In South Texas, one of the state’s remaining Democratic strongholds, people love the Clintons. They know Bill’s favorite taco restaurant in McAllen, a city of about 150,000 on the Mexico border. They mobbed him at a Barnes & Noble last fall. They named a school after him.
So things should look pretty good for Hillary Clinton in next week’s Texas primary.
It’s simple, says local operative and former Democratic National Committee member and superdelegate Billy Leo, a longtime Clinton supporter: Locals think of Bill, who has visited the region many times, as the president who finally paid attention to Hispanics, the majority group in this historically poor and isolated region of the country. They know Hillary from when she helped register voters in the 1972 presidential campaign. Hillary has visited for major fund-raisers and stump speeches; Chelsea came last week; and Bill is planning to visit McAllen again the day before the election.
Obama visited the area last week for the first time since the start of the campaign.

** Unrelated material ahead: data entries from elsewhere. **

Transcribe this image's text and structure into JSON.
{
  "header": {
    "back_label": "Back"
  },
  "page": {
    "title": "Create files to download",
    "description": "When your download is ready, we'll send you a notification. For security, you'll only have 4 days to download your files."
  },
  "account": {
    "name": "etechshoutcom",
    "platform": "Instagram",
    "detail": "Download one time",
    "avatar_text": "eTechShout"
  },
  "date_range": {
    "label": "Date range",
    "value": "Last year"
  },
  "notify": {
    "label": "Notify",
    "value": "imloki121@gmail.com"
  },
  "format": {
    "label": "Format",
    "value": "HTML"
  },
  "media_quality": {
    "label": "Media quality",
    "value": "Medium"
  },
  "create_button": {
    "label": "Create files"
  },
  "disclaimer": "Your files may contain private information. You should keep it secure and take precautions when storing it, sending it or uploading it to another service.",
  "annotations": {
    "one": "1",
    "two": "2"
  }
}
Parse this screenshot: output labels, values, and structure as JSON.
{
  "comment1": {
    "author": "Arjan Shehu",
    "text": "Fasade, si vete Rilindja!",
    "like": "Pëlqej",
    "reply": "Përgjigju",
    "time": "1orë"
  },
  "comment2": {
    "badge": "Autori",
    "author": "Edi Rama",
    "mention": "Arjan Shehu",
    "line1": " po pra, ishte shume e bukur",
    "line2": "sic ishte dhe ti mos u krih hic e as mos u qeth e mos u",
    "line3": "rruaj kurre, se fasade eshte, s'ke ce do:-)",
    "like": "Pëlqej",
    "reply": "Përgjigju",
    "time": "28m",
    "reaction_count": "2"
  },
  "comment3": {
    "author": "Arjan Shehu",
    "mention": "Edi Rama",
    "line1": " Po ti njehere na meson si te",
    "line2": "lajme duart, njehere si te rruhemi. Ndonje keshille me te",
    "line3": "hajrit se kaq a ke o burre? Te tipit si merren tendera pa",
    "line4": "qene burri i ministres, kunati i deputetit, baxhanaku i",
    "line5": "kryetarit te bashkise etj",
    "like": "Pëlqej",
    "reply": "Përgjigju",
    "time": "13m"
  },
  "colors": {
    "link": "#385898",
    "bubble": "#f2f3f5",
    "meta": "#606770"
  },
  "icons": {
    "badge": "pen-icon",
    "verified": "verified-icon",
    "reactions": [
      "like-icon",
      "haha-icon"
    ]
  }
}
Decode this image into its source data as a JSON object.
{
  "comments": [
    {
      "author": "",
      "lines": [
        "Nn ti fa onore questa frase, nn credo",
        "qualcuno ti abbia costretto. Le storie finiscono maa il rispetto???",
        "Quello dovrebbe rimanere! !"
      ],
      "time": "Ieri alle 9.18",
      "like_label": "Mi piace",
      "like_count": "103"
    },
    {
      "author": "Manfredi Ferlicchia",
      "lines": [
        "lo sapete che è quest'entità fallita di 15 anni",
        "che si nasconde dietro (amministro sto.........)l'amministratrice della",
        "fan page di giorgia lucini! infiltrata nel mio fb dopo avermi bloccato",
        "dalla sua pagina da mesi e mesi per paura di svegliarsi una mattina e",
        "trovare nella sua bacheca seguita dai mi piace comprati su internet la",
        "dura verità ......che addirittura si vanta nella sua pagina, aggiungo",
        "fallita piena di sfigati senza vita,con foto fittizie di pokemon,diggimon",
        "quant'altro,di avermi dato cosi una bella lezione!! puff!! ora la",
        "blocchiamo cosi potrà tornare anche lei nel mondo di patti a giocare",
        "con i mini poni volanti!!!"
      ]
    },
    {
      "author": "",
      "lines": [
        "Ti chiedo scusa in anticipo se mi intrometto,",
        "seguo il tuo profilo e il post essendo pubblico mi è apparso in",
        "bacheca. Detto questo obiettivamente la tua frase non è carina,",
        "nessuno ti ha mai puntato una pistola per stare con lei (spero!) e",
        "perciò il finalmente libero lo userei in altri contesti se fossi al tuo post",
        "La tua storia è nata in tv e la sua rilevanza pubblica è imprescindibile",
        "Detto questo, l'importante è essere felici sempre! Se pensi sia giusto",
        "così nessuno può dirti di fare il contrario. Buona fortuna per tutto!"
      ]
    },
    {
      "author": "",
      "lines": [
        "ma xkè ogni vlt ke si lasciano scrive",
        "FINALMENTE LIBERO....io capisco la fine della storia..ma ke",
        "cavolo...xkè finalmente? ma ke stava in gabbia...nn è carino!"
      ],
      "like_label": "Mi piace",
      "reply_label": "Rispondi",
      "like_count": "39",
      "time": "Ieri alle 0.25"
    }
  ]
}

Leo, the mayor of La Joya, a city of a few thousand near McAllen, is counting on the notion that in the Rio Grande Valley—where Hispanic support will be critical for Clinton to offset the pro-Obama black votes in cities like Dallas and Houston—loyalty trumps momentum.
“We’ll certainly embrace Hillary Clinton and call her the closest thing we have to a Hispanic,” says Leo, who has also called her husband “the closest thing we’ve ever had to a Hispanic president.”
“We’ve always maintained: You always go with the experience,” Leo adds, paraphrasing a Spanish saying that warns against trusting an unknown leader.
Still, Leo, a kinetic, talkative man who’s a major political power broker in the region, worries that some Clinton organizers are squandering South Texas’ goodwill. Two of the region’s superdelegates, both U.S. representatives, are campaigning for Clinton, and the majority of local officials have endorsed her, too. But the campaign hasn’t tapped enough local politicians to help stump, failing to recognize how much power they wield in the region, Leo says.
Leo was upset to see Clinton’s campaign pass up William J. Clinton Elementary, which Leo helped name, as a rally site—and then fail to fill the stands at a big sports arena instead.
“The leadership here is piss-poor, pathetic, not organized,” Leo said of Clinton’s out-of-town event organizers. The staff in charge of recruiting delegates for the county conventions are better, he adds.
He’s not worried about Hillary Clinton’s latent support, estimating that more than 70 percent of Rio Grande Valley Democrats would choose her over Obama. But in Texas, where some delegates are awarded based on turnout, getting enough people to the polls will be key. This is where Leo feels the Clinton effort is lacking.
“They’re kicking our butt in organization,” Leo said of the local Obama campaign.
Still, he says, “Obama magic is not as strong like it is in other areas. He’s already given it his best shot.”
As for “Yes We Can,” the English version of the campaign slogan Obama borrowed from Cesar Chavez and the United Farm Workers, Leo says local Hispanics, many of whom were involved in the movement in the 1960s, just laugh it off.
“Wait a minute, where did this guy come from?” Leo joked. “Si se puede?”
He concedes a few South Texas Hispanics may distrust Obama because of a political rivalry that has often played out in that part of the country between blacks and Hispanics. But he predicted that if Clinton isn’t the nominee, most local Hispanics will nonetheless rally to the Obama banner.
“We’re good Democrats,” he says. “Obama is better than McCain!”